(Data supplied Opens)
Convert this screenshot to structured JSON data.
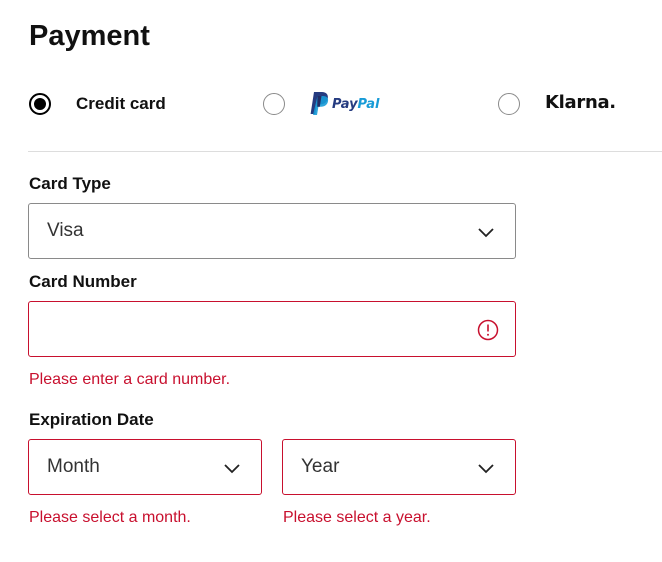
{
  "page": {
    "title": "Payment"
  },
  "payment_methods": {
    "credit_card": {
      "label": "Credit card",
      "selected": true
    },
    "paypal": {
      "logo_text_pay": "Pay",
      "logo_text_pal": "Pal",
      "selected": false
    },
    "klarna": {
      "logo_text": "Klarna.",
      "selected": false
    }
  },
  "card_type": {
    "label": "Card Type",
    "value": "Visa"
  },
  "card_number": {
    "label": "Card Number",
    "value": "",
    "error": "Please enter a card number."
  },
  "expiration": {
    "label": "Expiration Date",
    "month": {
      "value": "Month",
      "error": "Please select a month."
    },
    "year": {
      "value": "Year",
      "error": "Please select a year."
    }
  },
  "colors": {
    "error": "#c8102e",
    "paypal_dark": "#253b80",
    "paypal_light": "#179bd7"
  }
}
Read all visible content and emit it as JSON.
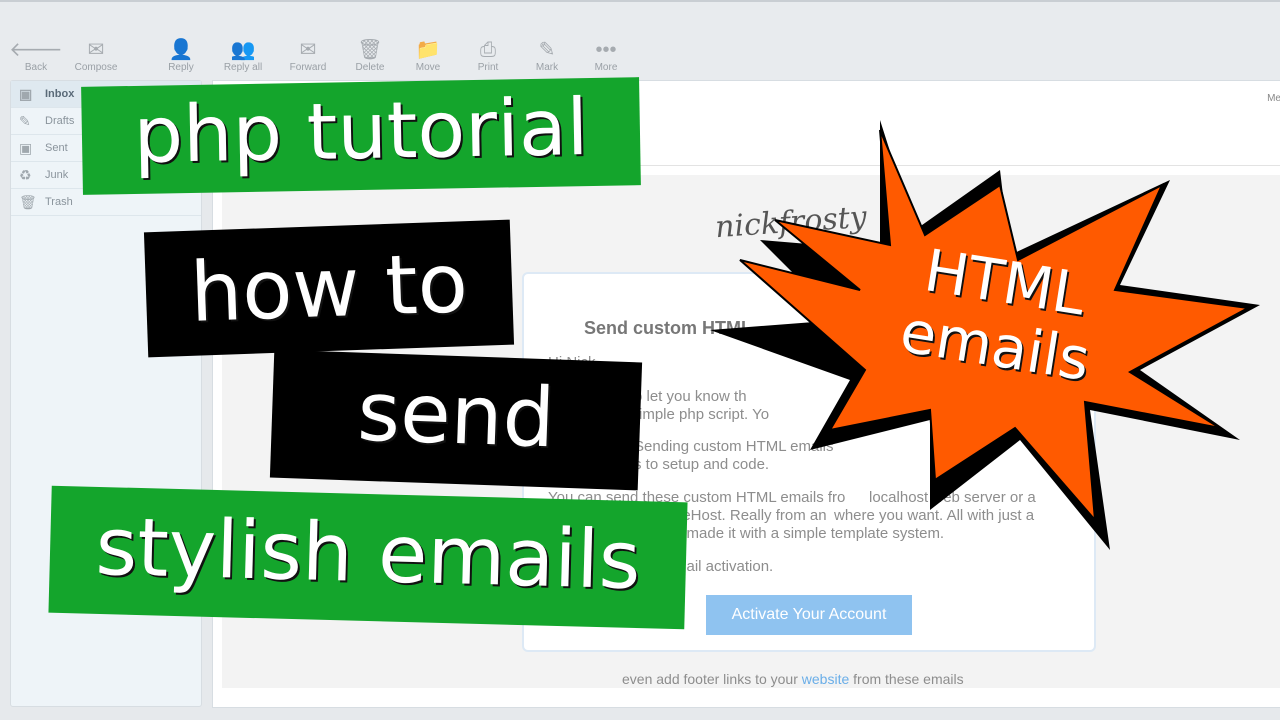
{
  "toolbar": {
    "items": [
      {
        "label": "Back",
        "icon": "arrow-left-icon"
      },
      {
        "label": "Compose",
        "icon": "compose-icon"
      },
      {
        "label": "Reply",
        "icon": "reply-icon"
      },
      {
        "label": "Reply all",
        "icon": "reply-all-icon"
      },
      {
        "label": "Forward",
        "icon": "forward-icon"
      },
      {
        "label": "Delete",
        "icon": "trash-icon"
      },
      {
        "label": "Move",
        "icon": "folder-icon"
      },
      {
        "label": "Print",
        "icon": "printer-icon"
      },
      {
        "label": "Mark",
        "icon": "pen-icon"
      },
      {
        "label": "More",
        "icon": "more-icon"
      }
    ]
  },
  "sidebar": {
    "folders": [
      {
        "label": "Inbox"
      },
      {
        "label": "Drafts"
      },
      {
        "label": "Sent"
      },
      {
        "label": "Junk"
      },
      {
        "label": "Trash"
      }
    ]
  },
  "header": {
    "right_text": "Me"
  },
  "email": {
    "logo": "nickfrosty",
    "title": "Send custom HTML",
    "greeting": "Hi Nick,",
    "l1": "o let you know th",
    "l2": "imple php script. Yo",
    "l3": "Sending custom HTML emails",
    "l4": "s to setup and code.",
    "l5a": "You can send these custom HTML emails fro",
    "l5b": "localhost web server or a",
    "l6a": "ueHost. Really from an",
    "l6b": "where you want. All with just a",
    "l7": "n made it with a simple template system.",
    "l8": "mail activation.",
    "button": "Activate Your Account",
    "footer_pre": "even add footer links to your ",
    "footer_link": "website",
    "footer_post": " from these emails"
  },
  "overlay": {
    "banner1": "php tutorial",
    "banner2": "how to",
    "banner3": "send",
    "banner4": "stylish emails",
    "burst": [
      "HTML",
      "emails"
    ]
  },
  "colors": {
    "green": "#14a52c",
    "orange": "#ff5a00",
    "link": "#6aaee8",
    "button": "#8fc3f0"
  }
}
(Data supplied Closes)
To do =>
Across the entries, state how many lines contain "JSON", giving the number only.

Final answer =>
2